I recorded the intercept for girls and boys at every meet this season that recorded at least 400 boys racing, which ended up at 15 meets. I wanted to keep the sample size high to make sure that a race was not skewed by more fast or slow runners participating. I then averaged the intercept for the boys and girls to produce the final meet intercept. I turned that value into a Speed Rating where a higher Speed Rating represents a faster meet and a lower Speed Rating represents a slower meet. A Speed Rating of 85 indicates a roughly average score. Every increase of 1 in Speed Rating indicates a faster course by about 2 seconds.

Results:

Before we look at the Meet Speed Ratings, a few notes. First, these are speed ratings for meets, not courses. That's important because a meet could have had difficult weather conditions, for example, and run slower than usual. Therefore, these ratings are only accurate for 2022 races. This is also the reason why we see differences between races run on the same course, such as Pickens Preview and Pickens & Grinnin' Invitational. Second, these speed ratings are predicated on the results of average runners. I calculated the speed rating for the GHSA state meet, but it's much higher than Carrollton Orthopaedic Invitational, which was on the same course. Why? That's mostly because the "average" runners at the state meet are much better than the average runners at Carrollton Ortho, since only the top seven runners on each team could qualify for state. Therefore, the Carrollton Ortho result is a better comparison across meets than the GHSA State results. I just included GHSA state as a comparison.

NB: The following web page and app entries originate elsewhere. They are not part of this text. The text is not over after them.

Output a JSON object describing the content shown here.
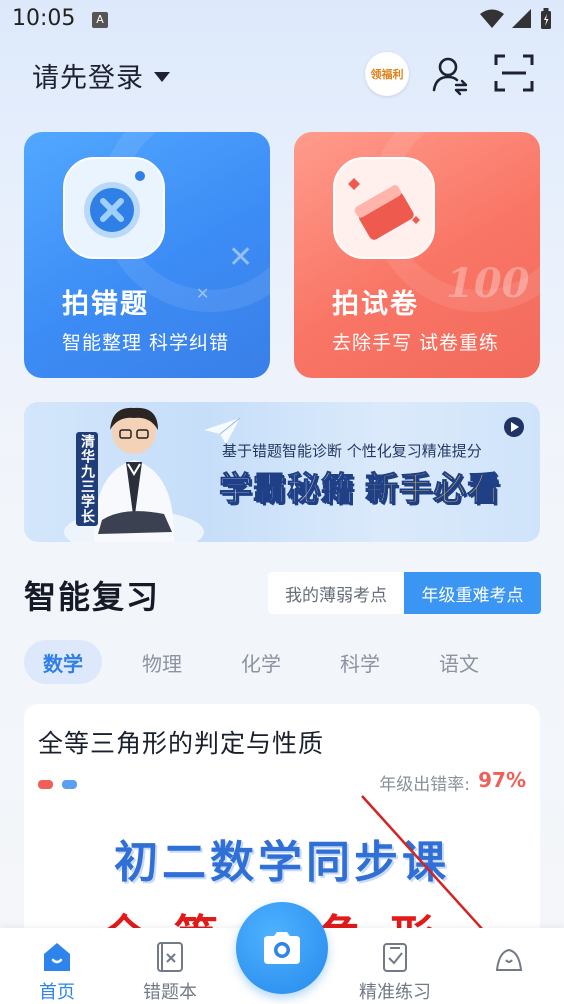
{
  "status_bar": {
    "time": "10:05",
    "a_icon": "A"
  },
  "header": {
    "login_label": "请先登录",
    "welfare": "领福利"
  },
  "cards": [
    {
      "title": "拍错题",
      "subtitle": "智能整理 科学纠错",
      "icon": "camera-lens-icon"
    },
    {
      "title": "拍试卷",
      "subtitle": "去除手写 试卷重练",
      "icon": "paper-icon",
      "deco": "100"
    }
  ],
  "banner": {
    "vertical_text": "清华九三学长",
    "subtitle": "基于错题智能诊断 个性化复习精准提分",
    "main_white": "学霸秘籍",
    "main_yellow": "新手必看"
  },
  "review": {
    "title": "智能复习",
    "segment_weak": "我的薄弱考点",
    "segment_grade": "年级重难考点",
    "active_segment": "年级重难考点",
    "tabs": [
      "数学",
      "物理",
      "化学",
      "科学",
      "语文"
    ],
    "active_tab": "数学"
  },
  "lesson": {
    "title": "全等三角形的判定与性质",
    "error_rate_label": "年级出错率:",
    "error_rate_value": "97%",
    "big_text": "初二数学同步课",
    "red_text": "全等三角形"
  },
  "bottom_nav": {
    "home": "首页",
    "wrong_book": "错题本",
    "practice": "精准练习"
  },
  "colors": {
    "accent": "#3b95f2",
    "error": "#f0605a",
    "card_blue": "#3c8cf5",
    "card_red": "#f97565"
  }
}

As expected, the Milton Invitational clocks in as the slowest meet among these 15, with Carrollton Orthopaedic close behind. On the other end, Asics ranks as the fastest meet with a rating of 115, while Coach Wood ranks second with a score of 105. Now, an increase of 1 in speed rating corresponds to a two-second faster course. That means the difference between Asics and Milton courses Is 115.1 - 32.9 = 82.2, and 82.2 * 2 = 164.4, or 164 seconds. That's over 2 minutes and 40 seconds! Now, that difference is for the average GA cross country runner. If you're a faster runner than average, then the difference should be smaller. If you're a slower runner than average, the difference should be even larger. These ratings take into account the boys and girls results together. For boys, the difference in times between courses tends to be smaller than for girls.

The neat thing about these Meet Speed Ratings is that you can use them to compare times across different meets. Using the intercept for boys and girls, I calculated the course-adjusted time for the 15 meet winners. For the individual times, I used a separate adjustment for boys and girls. This was because the differences in course adjustments for boys and girls are much larger for the very fastest runners.

Joe Sapone of Holy Innocents and Alex Arrambide of East Forsyth dominate the top four course-adjusted times for meet winners. Tommy Latham's very close second place finish at Coach Wood would rank fourth if it were shown. We can also see that Ben Bergey's 17:11.7 at the Milton Invitational is on the same level as Taylor Wade's 15:28.7 that he ran at Bob Blastow

On the girls' side, there may be a slightly surprising result at the top with Caroline Hood's performance at the North Georgia Championships back in August ranking an entire fifty seconds ahead of second place. While that may seem unreasonable, she actually won that race by 57 seconds over Clodagh O'Bryant and finished 80 seconds ahead of Carmel Yonas. Unfortunately, she suffered an injury after than meet and didn't run again until region. I especially enjoy the fact that the top seven results are by seven different girls, which shows how many girls battled for the fastest times throughout the season.

Editor's Notes -

Speed ratings were first invented by Bill Meylan in New York, see his website for more info on how they began - http://tullyrunners.com

The Author wanted to find a way to bring these to Georgia and also drew inspiration from this article he found online -  https://mixcspeedratings.com/2019/07/03/how-are-speed-ratings-calculated/